As part of the Library’s continuing engagement with the College’s Decade of Commemoration activities, the Hannay papers were prioritised for conservation treatment; Hannay served as an army chaplain from 1915 to 1918 and his experiences are described in A padre in France (1918). While the papers were being prepared for transfer to the Department of Preservation and Conservation an illustrated letter was noticed, in a strangely familiar hand; familiar in the sense of being almost illegible and yet recognisably the hand of Jack B.Yeats. The item had been correctly described by the cataloguer in the ’60s, but hadn’t been indexed under the artist’s name. So a would-be researcher would only find it if, like the Isla de Muerta in the Pirates of the Caribbean*, she already knew where it was.

Letter from J.B.Yeats to Ada Hannay. (MS 3457/28)
Letter from J.B.Yeats to Ada Hannay.
(MS 3457/28)
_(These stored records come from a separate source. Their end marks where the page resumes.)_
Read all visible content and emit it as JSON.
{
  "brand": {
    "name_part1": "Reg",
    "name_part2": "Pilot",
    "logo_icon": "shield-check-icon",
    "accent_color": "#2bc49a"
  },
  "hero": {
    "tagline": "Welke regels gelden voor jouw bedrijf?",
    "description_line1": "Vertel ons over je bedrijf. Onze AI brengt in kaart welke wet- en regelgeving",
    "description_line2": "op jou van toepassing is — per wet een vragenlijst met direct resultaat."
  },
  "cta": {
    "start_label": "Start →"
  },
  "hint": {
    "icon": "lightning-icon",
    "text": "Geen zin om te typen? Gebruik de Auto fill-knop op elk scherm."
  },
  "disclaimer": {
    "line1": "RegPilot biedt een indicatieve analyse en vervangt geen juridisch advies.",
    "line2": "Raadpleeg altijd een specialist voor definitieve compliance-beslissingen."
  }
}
This is a letter to Ada Hannay in which Yeats thanks her for her criticism – not of his art surely? – and hopes that her husband will soon visit to give Yeats ‘a good opportunity’ presumably to sketch him. The postscript reads: ‘I send you here with suggestions for hanging those sketches’. When the letter is turned upside down we can see Yeats’ sketch of the Hannay family struggling to examine poorly hung paintings. While most of the figures are hurriedly drawn, the picture includes an attractive portrait sketch of Mrs Hannay, observing her young daughters.

'A certain kind of portrait should be hung either very high up or very low down'.
‘A certain kind of portrait should be hung either very high up or very low down’.

Irish writers, possibly particularly Anglo-Irish writers, have long been the subject of enthusiastic research by Japanese scholars. James Hannay is no different. One such scholar is Masahito Yahaka , Director of the Department of Community Studies, Beppu University Junior College, who has visited Trinity on several occasions and whom we hope to welcome again next year as a Long Room HUB Fellow. He says he was attracted to Hannay ‘because he wrote about the conflict between Nationalists and Unionists with humour. He teaches how important humour is to solve human conflicts and to lead a meaningful life’. Masahito Yahaka maintains a website dedicated to Birmingham.

* Popular cultural reference (!).

Jane Maxwell